EXERCISE DESCRIPTION ->
Aside from the pictures, copy the listing exactly.

______

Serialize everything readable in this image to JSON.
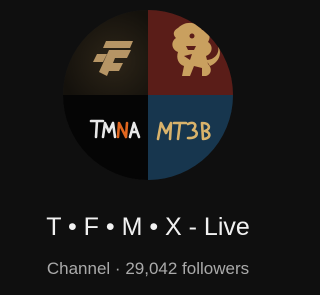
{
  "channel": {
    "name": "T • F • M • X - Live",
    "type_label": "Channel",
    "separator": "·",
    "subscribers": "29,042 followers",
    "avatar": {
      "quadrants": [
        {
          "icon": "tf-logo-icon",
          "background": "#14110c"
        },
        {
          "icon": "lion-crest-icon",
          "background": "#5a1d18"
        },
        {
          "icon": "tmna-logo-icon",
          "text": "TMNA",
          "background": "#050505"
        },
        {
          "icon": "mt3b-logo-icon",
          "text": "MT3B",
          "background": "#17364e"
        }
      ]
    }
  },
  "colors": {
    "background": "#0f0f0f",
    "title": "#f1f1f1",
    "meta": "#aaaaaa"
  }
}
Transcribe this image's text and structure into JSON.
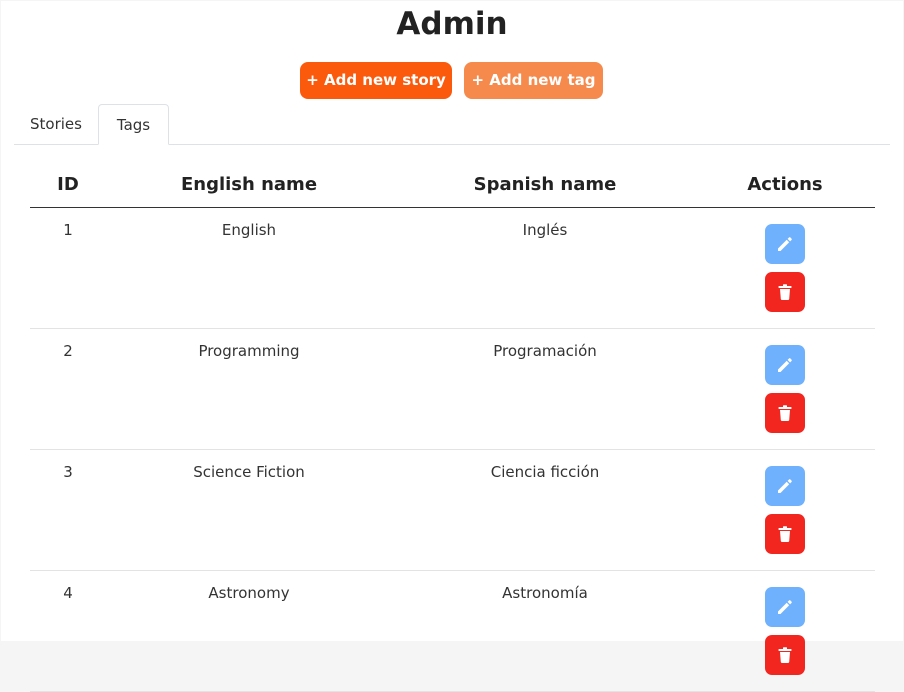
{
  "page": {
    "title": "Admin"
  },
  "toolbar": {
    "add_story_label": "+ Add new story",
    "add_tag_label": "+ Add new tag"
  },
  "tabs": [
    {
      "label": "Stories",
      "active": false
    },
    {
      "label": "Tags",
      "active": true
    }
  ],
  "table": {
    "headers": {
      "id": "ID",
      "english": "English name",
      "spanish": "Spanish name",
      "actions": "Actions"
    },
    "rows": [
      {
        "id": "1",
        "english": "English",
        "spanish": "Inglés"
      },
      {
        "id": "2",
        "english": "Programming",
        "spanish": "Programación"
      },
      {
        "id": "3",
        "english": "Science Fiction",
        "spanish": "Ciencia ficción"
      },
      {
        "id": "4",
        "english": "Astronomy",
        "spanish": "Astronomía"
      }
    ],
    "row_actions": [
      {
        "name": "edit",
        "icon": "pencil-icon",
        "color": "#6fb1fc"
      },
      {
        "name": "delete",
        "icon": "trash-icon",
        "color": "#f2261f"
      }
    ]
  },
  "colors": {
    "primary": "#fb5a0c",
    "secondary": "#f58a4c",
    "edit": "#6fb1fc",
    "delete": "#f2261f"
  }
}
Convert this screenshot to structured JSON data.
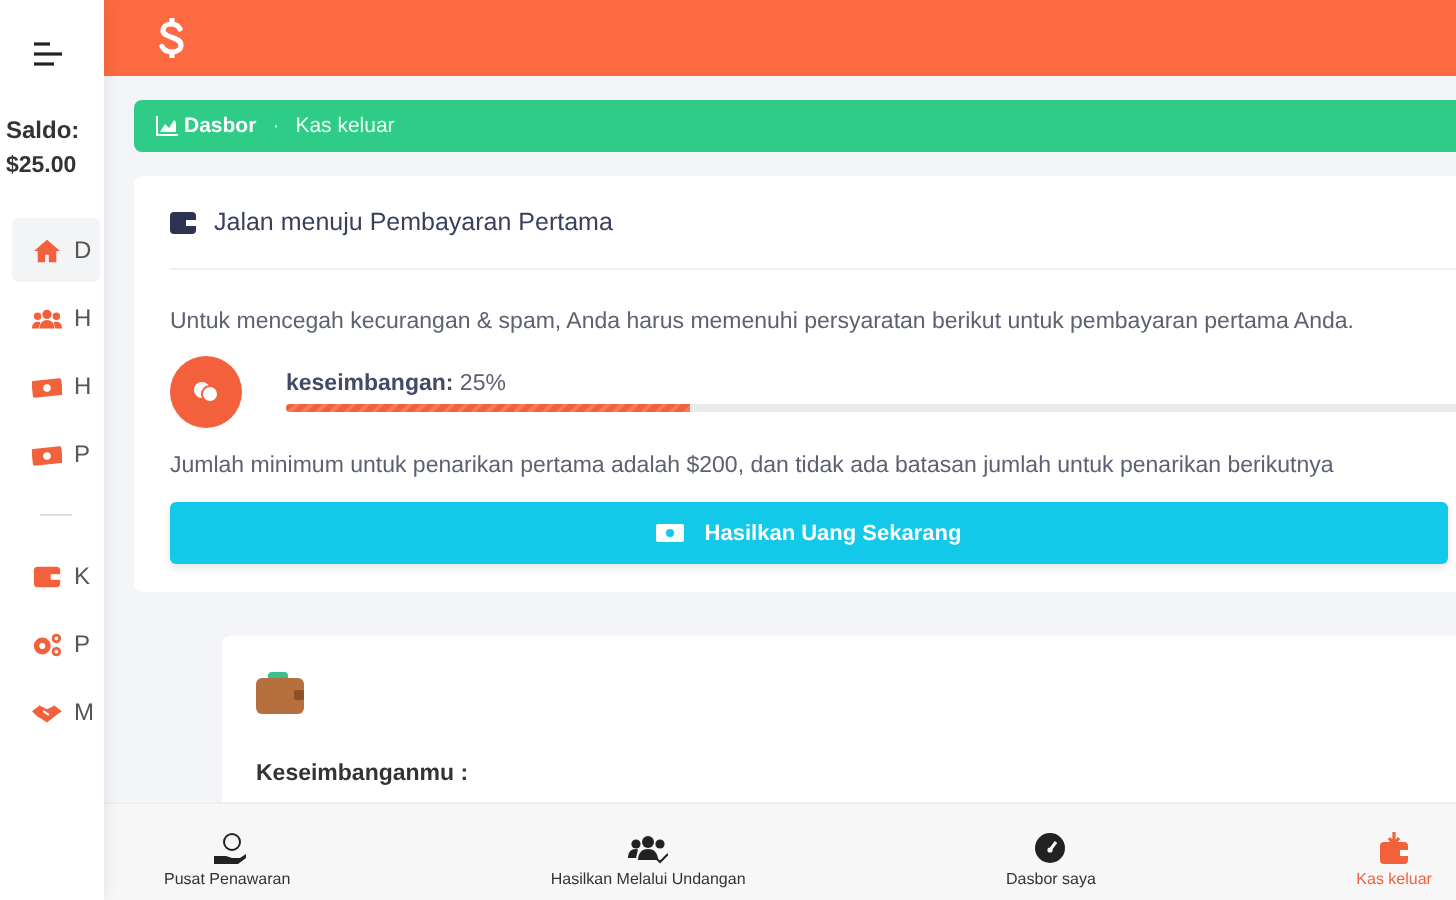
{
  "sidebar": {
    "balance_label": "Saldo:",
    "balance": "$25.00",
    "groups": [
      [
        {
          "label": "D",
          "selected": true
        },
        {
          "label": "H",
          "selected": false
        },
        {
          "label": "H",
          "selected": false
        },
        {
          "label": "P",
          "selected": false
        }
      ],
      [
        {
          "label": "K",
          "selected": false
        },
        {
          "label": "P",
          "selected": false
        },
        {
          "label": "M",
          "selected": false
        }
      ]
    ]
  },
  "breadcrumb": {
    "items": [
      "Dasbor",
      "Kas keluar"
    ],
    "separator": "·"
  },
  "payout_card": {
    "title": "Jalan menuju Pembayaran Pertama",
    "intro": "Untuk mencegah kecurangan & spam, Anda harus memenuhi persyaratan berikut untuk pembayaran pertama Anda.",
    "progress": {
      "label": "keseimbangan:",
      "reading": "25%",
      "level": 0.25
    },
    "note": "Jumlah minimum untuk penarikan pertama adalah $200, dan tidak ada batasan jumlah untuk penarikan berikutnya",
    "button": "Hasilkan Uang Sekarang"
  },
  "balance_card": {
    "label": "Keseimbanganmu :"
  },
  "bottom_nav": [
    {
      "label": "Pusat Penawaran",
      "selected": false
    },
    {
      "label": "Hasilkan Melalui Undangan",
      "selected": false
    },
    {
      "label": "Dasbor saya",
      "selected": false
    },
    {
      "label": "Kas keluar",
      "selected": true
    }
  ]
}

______

WRITTEN REPLY ->
Serialize everything readable in this image to JSON.
{
  "channel": {
    "name": "T • F • M • X - Live",
    "type_label": "Channel",
    "separator": "·",
    "subscribers": "29,042 followers",
    "avatar": {
      "quadrants": [
        {
          "icon": "tf-logo-icon",
          "background": "#14110c"
        },
        {
          "icon": "lion-crest-icon",
          "background": "#5a1d18"
        },
        {
          "icon": "tmna-logo-icon",
          "text": "TMNA",
          "background": "#050505"
        },
        {
          "icon": "mt3b-logo-icon",
          "text": "MT3B",
          "background": "#17364e"
        }
      ]
    }
  },
  "colors": {
    "background": "#0f0f0f",
    "title": "#f1f1f1",
    "meta": "#aaaaaa"
  }
}
Transcribe this image's text and structure into JSON.
{
  "page": {
    "title": "Admin"
  },
  "toolbar": {
    "add_story_label": "+ Add new story",
    "add_tag_label": "+ Add new tag"
  },
  "tabs": [
    {
      "label": "Stories",
      "active": false
    },
    {
      "label": "Tags",
      "active": true
    }
  ],
  "table": {
    "headers": {
      "id": "ID",
      "english": "English name",
      "spanish": "Spanish name",
      "actions": "Actions"
    },
    "rows": [
      {
        "id": "1",
        "english": "English",
        "spanish": "Inglés"
      },
      {
        "id": "2",
        "english": "Programming",
        "spanish": "Programación"
      },
      {
        "id": "3",
        "english": "Science Fiction",
        "spanish": "Ciencia ficción"
      },
      {
        "id": "4",
        "english": "Astronomy",
        "spanish": "Astronomía"
      }
    ],
    "row_actions": [
      {
        "name": "edit",
        "icon": "pencil-icon",
        "color": "#6fb1fc"
      },
      {
        "name": "delete",
        "icon": "trash-icon",
        "color": "#f2261f"
      }
    ]
  },
  "colors": {
    "primary": "#fb5a0c",
    "secondary": "#f58a4c",
    "edit": "#6fb1fc",
    "delete": "#f2261f"
  }
}
Convert this screenshot to structured JSON data.
{
  "sidebar": {
    "balance_label": "Saldo:",
    "balance": "$25.00",
    "groups": [
      [
        {
          "label": "D",
          "selected": true
        },
        {
          "label": "H",
          "selected": false
        },
        {
          "label": "H",
          "selected": false
        },
        {
          "label": "P",
          "selected": false
        }
      ],
      [
        {
          "label": "K",
          "selected": false
        },
        {
          "label": "P",
          "selected": false
        },
        {
          "label": "M",
          "selected": false
        }
      ]
    ]
  },
  "breadcrumb": {
    "items": [
      "Dasbor",
      "Kas keluar"
    ],
    "separator": "·"
  },
  "payout_card": {
    "title": "Jalan menuju Pembayaran Pertama",
    "intro": "Untuk mencegah kecurangan & spam, Anda harus memenuhi persyaratan berikut untuk pembayaran pertama Anda.",
    "progress": {
      "label": "keseimbangan:",
      "reading": "25%",
      "level": 0.25
    },
    "note": "Jumlah minimum untuk penarikan pertama adalah $200, dan tidak ada batasan jumlah untuk penarikan berikutnya",
    "button": "Hasilkan Uang Sekarang"
  },
  "balance_card": {
    "label": "Keseimbanganmu :"
  },
  "bottom_nav": [
    {
      "label": "Pusat Penawaran",
      "selected": false
    },
    {
      "label": "Hasilkan Melalui Undangan",
      "selected": false
    },
    {
      "label": "Dasbor saya",
      "selected": false
    },
    {
      "label": "Kas keluar",
      "selected": true
    }
  ]
}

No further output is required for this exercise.